It’s been said that there are only two certainties in life, “death and taxes.” But, there is a third certainty – intimidation. From the very first time we have a sense of self; intimidation becomes a force to deal with and a reality of life. Therefore, to be successful in any aspect of life — be it personal, business or leadership — it is essential to understand, manage and overcome the ugly influence of intimidation.
The face of intimidation is the bully and the personification of this type of intimidation is our new BFF Donald Trump. The Donald has taken intimidation to an art form; so much so that he has been able to bully his way all the way to the top of the presidential election polls. Some might suggest that Trump’s achievements are an argument in favor of using intimidation as the path to success. After all, because so many people – especially in business – try to use intimidation the get what they want, it must be the way to go. But that attitude is based on the fallacy that using intimidation is a sign of strength, when in reality it is indicative of weakness.
The bully’s power over others is based on a thin veneer of threats and swagger that is backed up with little substance and a lot of insecurity. When you get beyond the bluster, bravado, intimidation and bullying of Trump, you’ve got to ask yourself, what is the stuff of his leadership? In truth there is no substance and his knee-jerk reaction to any criticism is met by lashing out with even more attempts at intimidation, which is a clear sign of deep insecurity.
Intimidation can only carry someone so far. It is important to understand that those who rely on intimidation to look strong are the weakest when they are intimidated by those who are not afraid to stand up to them. Trump has been able to effectively use intimidation to bully others, because no one has been willing or able to successfully call him out.
Trump is a reminder of another individual who used intimidation to gain out- sized sway in the political world – Sen. Joe McCarthy of Wisconsin. In much the same as Trump has, McCarthy bombastically bellowed about the “thousands of communists” embedded in the government and traitors who had infiltrated the Army. Using bluster, outright lies and non-existent “files” exposing “dedicated communists,” McCarthy was able to gain notoriety by appealing to the base fears of citizens about the internal threat of Communism.

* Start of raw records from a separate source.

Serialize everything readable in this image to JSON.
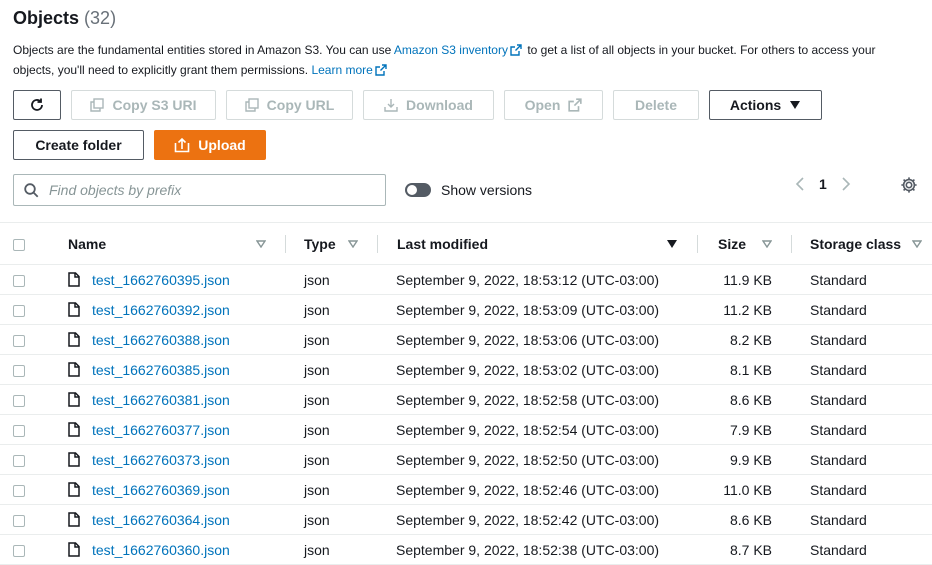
{
  "header": {
    "title": "Objects",
    "count": "(32)"
  },
  "description": {
    "part1": "Objects are the fundamental entities stored in Amazon S3. You can use ",
    "link1": "Amazon S3 inventory",
    "part2": " to get a list of all objects in your bucket. For others to access your objects, you'll need to explicitly grant them permissions. ",
    "link2": "Learn more"
  },
  "toolbar": {
    "copy_s3_uri": "Copy S3 URI",
    "copy_url": "Copy URL",
    "download": "Download",
    "open": "Open",
    "delete": "Delete",
    "actions": "Actions",
    "create_folder": "Create folder",
    "upload": "Upload"
  },
  "search": {
    "placeholder": "Find objects by prefix",
    "value": ""
  },
  "versions": {
    "label": "Show versions",
    "enabled": false
  },
  "pagination": {
    "current_page": "1"
  },
  "table": {
    "columns": {
      "name": "Name",
      "type": "Type",
      "last_modified": "Last modified",
      "size": "Size",
      "storage_class": "Storage class"
    },
    "rows": [
      {
        "name": "test_1662760395.json",
        "type": "json",
        "modified": "September 9, 2022, 18:53:12 (UTC-03:00)",
        "size": "11.9 KB",
        "storage": "Standard"
      },
      {
        "name": "test_1662760392.json",
        "type": "json",
        "modified": "September 9, 2022, 18:53:09 (UTC-03:00)",
        "size": "11.2 KB",
        "storage": "Standard"
      },
      {
        "name": "test_1662760388.json",
        "type": "json",
        "modified": "September 9, 2022, 18:53:06 (UTC-03:00)",
        "size": "8.2 KB",
        "storage": "Standard"
      },
      {
        "name": "test_1662760385.json",
        "type": "json",
        "modified": "September 9, 2022, 18:53:02 (UTC-03:00)",
        "size": "8.1 KB",
        "storage": "Standard"
      },
      {
        "name": "test_1662760381.json",
        "type": "json",
        "modified": "September 9, 2022, 18:52:58 (UTC-03:00)",
        "size": "8.6 KB",
        "storage": "Standard"
      },
      {
        "name": "test_1662760377.json",
        "type": "json",
        "modified": "September 9, 2022, 18:52:54 (UTC-03:00)",
        "size": "7.9 KB",
        "storage": "Standard"
      },
      {
        "name": "test_1662760373.json",
        "type": "json",
        "modified": "September 9, 2022, 18:52:50 (UTC-03:00)",
        "size": "9.9 KB",
        "storage": "Standard"
      },
      {
        "name": "test_1662760369.json",
        "type": "json",
        "modified": "September 9, 2022, 18:52:46 (UTC-03:00)",
        "size": "11.0 KB",
        "storage": "Standard"
      },
      {
        "name": "test_1662760364.json",
        "type": "json",
        "modified": "September 9, 2022, 18:52:42 (UTC-03:00)",
        "size": "8.6 KB",
        "storage": "Standard"
      },
      {
        "name": "test_1662760360.json",
        "type": "json",
        "modified": "September 9, 2022, 18:52:38 (UTC-03:00)",
        "size": "8.7 KB",
        "storage": "Standard"
      }
    ]
  },
  "colors": {
    "link": "#0073bb",
    "primary": "#ec7211",
    "disabled": "#aab7b8",
    "text": "#16191f"
  }
}
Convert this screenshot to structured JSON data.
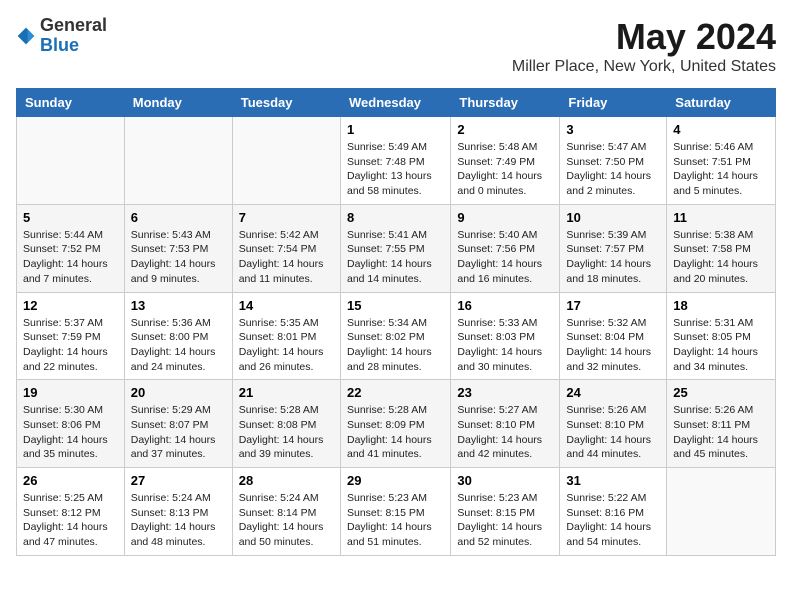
{
  "header": {
    "logo_general": "General",
    "logo_blue": "Blue",
    "title": "May 2024",
    "subtitle": "Miller Place, New York, United States"
  },
  "weekdays": [
    "Sunday",
    "Monday",
    "Tuesday",
    "Wednesday",
    "Thursday",
    "Friday",
    "Saturday"
  ],
  "weeks": [
    [
      {
        "day": "",
        "info": ""
      },
      {
        "day": "",
        "info": ""
      },
      {
        "day": "",
        "info": ""
      },
      {
        "day": "1",
        "info": "Sunrise: 5:49 AM\nSunset: 7:48 PM\nDaylight: 13 hours and 58 minutes."
      },
      {
        "day": "2",
        "info": "Sunrise: 5:48 AM\nSunset: 7:49 PM\nDaylight: 14 hours and 0 minutes."
      },
      {
        "day": "3",
        "info": "Sunrise: 5:47 AM\nSunset: 7:50 PM\nDaylight: 14 hours and 2 minutes."
      },
      {
        "day": "4",
        "info": "Sunrise: 5:46 AM\nSunset: 7:51 PM\nDaylight: 14 hours and 5 minutes."
      }
    ],
    [
      {
        "day": "5",
        "info": "Sunrise: 5:44 AM\nSunset: 7:52 PM\nDaylight: 14 hours and 7 minutes."
      },
      {
        "day": "6",
        "info": "Sunrise: 5:43 AM\nSunset: 7:53 PM\nDaylight: 14 hours and 9 minutes."
      },
      {
        "day": "7",
        "info": "Sunrise: 5:42 AM\nSunset: 7:54 PM\nDaylight: 14 hours and 11 minutes."
      },
      {
        "day": "8",
        "info": "Sunrise: 5:41 AM\nSunset: 7:55 PM\nDaylight: 14 hours and 14 minutes."
      },
      {
        "day": "9",
        "info": "Sunrise: 5:40 AM\nSunset: 7:56 PM\nDaylight: 14 hours and 16 minutes."
      },
      {
        "day": "10",
        "info": "Sunrise: 5:39 AM\nSunset: 7:57 PM\nDaylight: 14 hours and 18 minutes."
      },
      {
        "day": "11",
        "info": "Sunrise: 5:38 AM\nSunset: 7:58 PM\nDaylight: 14 hours and 20 minutes."
      }
    ],
    [
      {
        "day": "12",
        "info": "Sunrise: 5:37 AM\nSunset: 7:59 PM\nDaylight: 14 hours and 22 minutes."
      },
      {
        "day": "13",
        "info": "Sunrise: 5:36 AM\nSunset: 8:00 PM\nDaylight: 14 hours and 24 minutes."
      },
      {
        "day": "14",
        "info": "Sunrise: 5:35 AM\nSunset: 8:01 PM\nDaylight: 14 hours and 26 minutes."
      },
      {
        "day": "15",
        "info": "Sunrise: 5:34 AM\nSunset: 8:02 PM\nDaylight: 14 hours and 28 minutes."
      },
      {
        "day": "16",
        "info": "Sunrise: 5:33 AM\nSunset: 8:03 PM\nDaylight: 14 hours and 30 minutes."
      },
      {
        "day": "17",
        "info": "Sunrise: 5:32 AM\nSunset: 8:04 PM\nDaylight: 14 hours and 32 minutes."
      },
      {
        "day": "18",
        "info": "Sunrise: 5:31 AM\nSunset: 8:05 PM\nDaylight: 14 hours and 34 minutes."
      }
    ],
    [
      {
        "day": "19",
        "info": "Sunrise: 5:30 AM\nSunset: 8:06 PM\nDaylight: 14 hours and 35 minutes."
      },
      {
        "day": "20",
        "info": "Sunrise: 5:29 AM\nSunset: 8:07 PM\nDaylight: 14 hours and 37 minutes."
      },
      {
        "day": "21",
        "info": "Sunrise: 5:28 AM\nSunset: 8:08 PM\nDaylight: 14 hours and 39 minutes."
      },
      {
        "day": "22",
        "info": "Sunrise: 5:28 AM\nSunset: 8:09 PM\nDaylight: 14 hours and 41 minutes."
      },
      {
        "day": "23",
        "info": "Sunrise: 5:27 AM\nSunset: 8:10 PM\nDaylight: 14 hours and 42 minutes."
      },
      {
        "day": "24",
        "info": "Sunrise: 5:26 AM\nSunset: 8:10 PM\nDaylight: 14 hours and 44 minutes."
      },
      {
        "day": "25",
        "info": "Sunrise: 5:26 AM\nSunset: 8:11 PM\nDaylight: 14 hours and 45 minutes."
      }
    ],
    [
      {
        "day": "26",
        "info": "Sunrise: 5:25 AM\nSunset: 8:12 PM\nDaylight: 14 hours and 47 minutes."
      },
      {
        "day": "27",
        "info": "Sunrise: 5:24 AM\nSunset: 8:13 PM\nDaylight: 14 hours and 48 minutes."
      },
      {
        "day": "28",
        "info": "Sunrise: 5:24 AM\nSunset: 8:14 PM\nDaylight: 14 hours and 50 minutes."
      },
      {
        "day": "29",
        "info": "Sunrise: 5:23 AM\nSunset: 8:15 PM\nDaylight: 14 hours and 51 minutes."
      },
      {
        "day": "30",
        "info": "Sunrise: 5:23 AM\nSunset: 8:15 PM\nDaylight: 14 hours and 52 minutes."
      },
      {
        "day": "31",
        "info": "Sunrise: 5:22 AM\nSunset: 8:16 PM\nDaylight: 14 hours and 54 minutes."
      },
      {
        "day": "",
        "info": ""
      }
    ]
  ]
}
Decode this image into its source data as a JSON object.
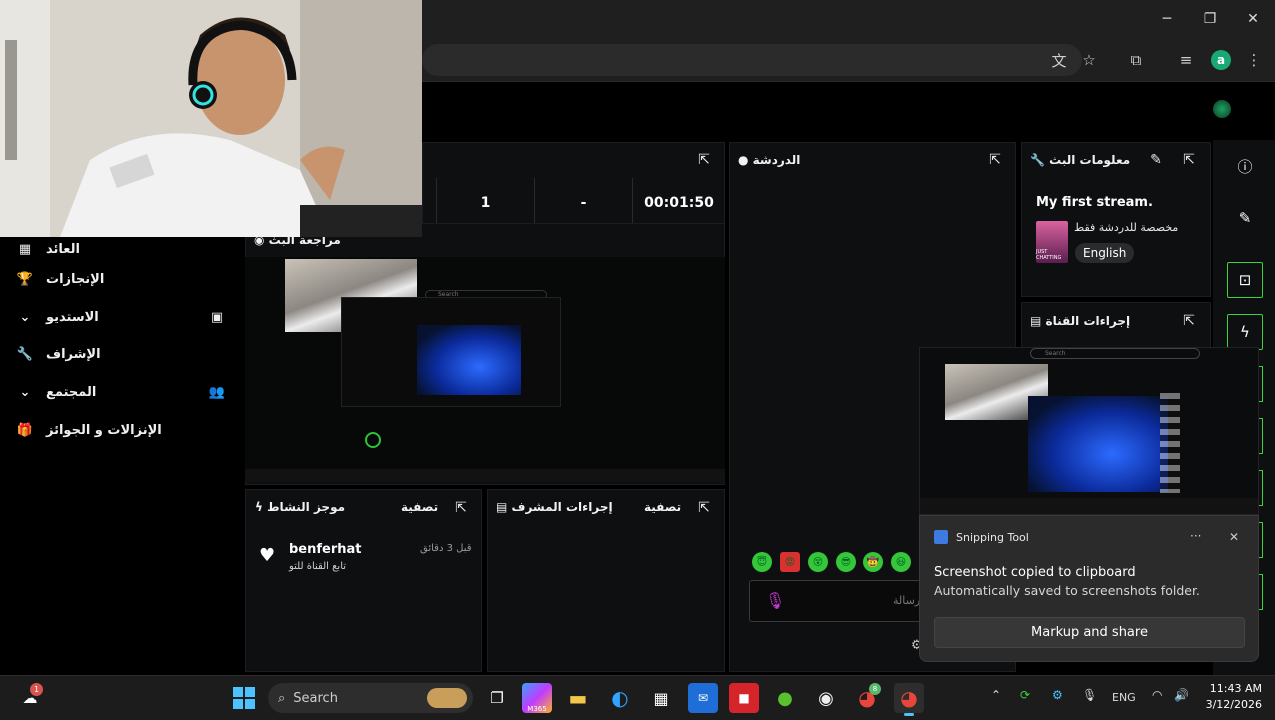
{
  "window": {
    "minimize": "─",
    "maximize": "❐",
    "close": "✕"
  },
  "toolbar_icons": {
    "translate": "文",
    "star": "☆",
    "extensions": "⧉",
    "media": "≡",
    "profile_initial": "a",
    "menu": "⋮"
  },
  "sidebar": {
    "items": [
      {
        "label": "العائد",
        "icon": "dashboard-icon",
        "glyph": "▦"
      },
      {
        "label": "الإنجازات",
        "icon": "trophy-icon",
        "glyph": "🏆"
      },
      {
        "label": "الاستديو",
        "icon": "studio-icon",
        "glyph": "▣",
        "chevron": "⌄"
      },
      {
        "label": "الإشراف",
        "icon": "wrench-icon",
        "glyph": "🔧"
      },
      {
        "label": "المجتمع",
        "icon": "community-icon",
        "glyph": "👥",
        "chevron": "⌄"
      },
      {
        "label": "الإنزالات و الجوائز",
        "icon": "drops-icon",
        "glyph": "🎁"
      }
    ]
  },
  "stats": {
    "viewers": "1",
    "followers": "-",
    "duration": "00:01:50"
  },
  "panels": {
    "stream_preview": "مراجعة البث",
    "chat": "الدردشة",
    "stream_info": "معلومات البث",
    "channel_actions": "إجراءات القناة",
    "activity_feed": "موجز النشاط",
    "activity_filter": "تصفية",
    "mod_actions": "إجراءات المشرف",
    "mod_filter": "تصفية"
  },
  "stream_info": {
    "title": "My first stream.",
    "category": "مخصصة للدردشة فقط",
    "language": "English",
    "thumb_label": "JUST CHATTING"
  },
  "activity": {
    "user": "benferhat",
    "action": "تابع القناة للتو",
    "time": "قبل 3 دقائق"
  },
  "chat": {
    "placeholder": "رسالة",
    "emojis": [
      "😇",
      "😡",
      "😵",
      "😎",
      "🤠",
      "😃"
    ]
  },
  "preview_search": "Search",
  "snip_search": "Search",
  "toast": {
    "app": "Snipping Tool",
    "more": "···",
    "close": "✕",
    "title": "Screenshot copied to clipboard",
    "body": "Automatically saved to screenshots folder.",
    "button": "Markup and share"
  },
  "taskbar": {
    "search_placeholder": "Search",
    "weather_badge": "1",
    "chrome_badge": "8",
    "lang": "ENG",
    "time": "11:43 AM",
    "date": "3/12/2026",
    "m365_label": "M365"
  },
  "colors": {
    "accent": "#3ad13a",
    "panel": "#0e0f10",
    "toast": "#2b2b2b"
  }
}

He got away with this despicable activity because he intimidated his colleagues in Congress and the media who were afraid to stand up and call him out. Even Dwight Eisenhower (who should not have been intimidated by anyone), when he was running for president, failed to call McCarthy out, because he was afraid doing so “would anger the base of the Republican Party.” (Where have we heard that excuse before?)
Finally, at a nationally televised Congressional hearing called by McCarthy to “expose” communists in the Army, a little-known lawyer – Joseph Welch – brought the intimidating bully McCarthy down. When McCarthy charged that one of Welch’s attorneys had ties to a Communist organization, Welch offered his now famous putdown of McCarthy by saying, “Until this moment, Senator, I think I never really gauged your cruelty or your recklessness. Let’s not assassinate this lad further, Senator. You have done enough. Have you no sense of decency?”
And that’s all it took to bring the bully down. Almost overnight McCarthy’s national following and influence vanished. He was censured by the Senate, shunned by Republicans and disregarded by the media. He died three years later in obscurity. McCarthy is only remembered today for the term “McCarthyism” which is a synonym for intimidation and being a bully.
Intimidation in the Business World
Intimidation is a time-honored and trusted tool used by many managers in business. It’s objective is to extract desired employee behavior in the workplace. The problem is that intimidation stokes the flames of fear in those subject to its use, creating uncertainty, apprehension and paralyzing action. In truth, only the fearless are immune to intimidation, but to be fearless is irrational.
All of us have some level of fear in the workplace. We worry about not getting that raise or promotion; about being blamed when things go wrong or becoming a victim of downsizing. All too many managers exploit these fears to intimidate the worker into compliance. Intimidation can be blunt and blatant or surreptitious, but it is ultimately folly to use it because it robs victims of the ability to perform at peak levels.
We can’t eliminate the effort to intimidate us, but we can recognize that when an individual attempts to lead by relying on intimidation – Trump and McCarthy – it comes out of a feeling of weakness and insecurity, not strength and confidence. The key to surviving the intimidator is to recognize it for what it is: an attempt to bulldoze and browbeat you into submission, from a position of weakness not strength. Once you recognize the reason why some feel the need to bully and intimidate, you are well on your way to thwarting its impact.
The trait of any bully is to keep pushing so long as they think they can continue to get away with it. On the other hand, as soon as the intimidator realizes you will not be intimidated, then the whole relationship will change. Like a schoolyard bully, the only way to overcome their intimidation is to call them out. Just as Welch called out McCarthy, even though very powerful people – including a president – were intimidated and afraid to act, any bully will slink away when intimidation is thrown their way.
It worked on McCarthy, it would work on Trump and it will work for you, once you recognize the real weakness in intimidation and are willing to stand up and call it out. Don’t be intimidated; just do it!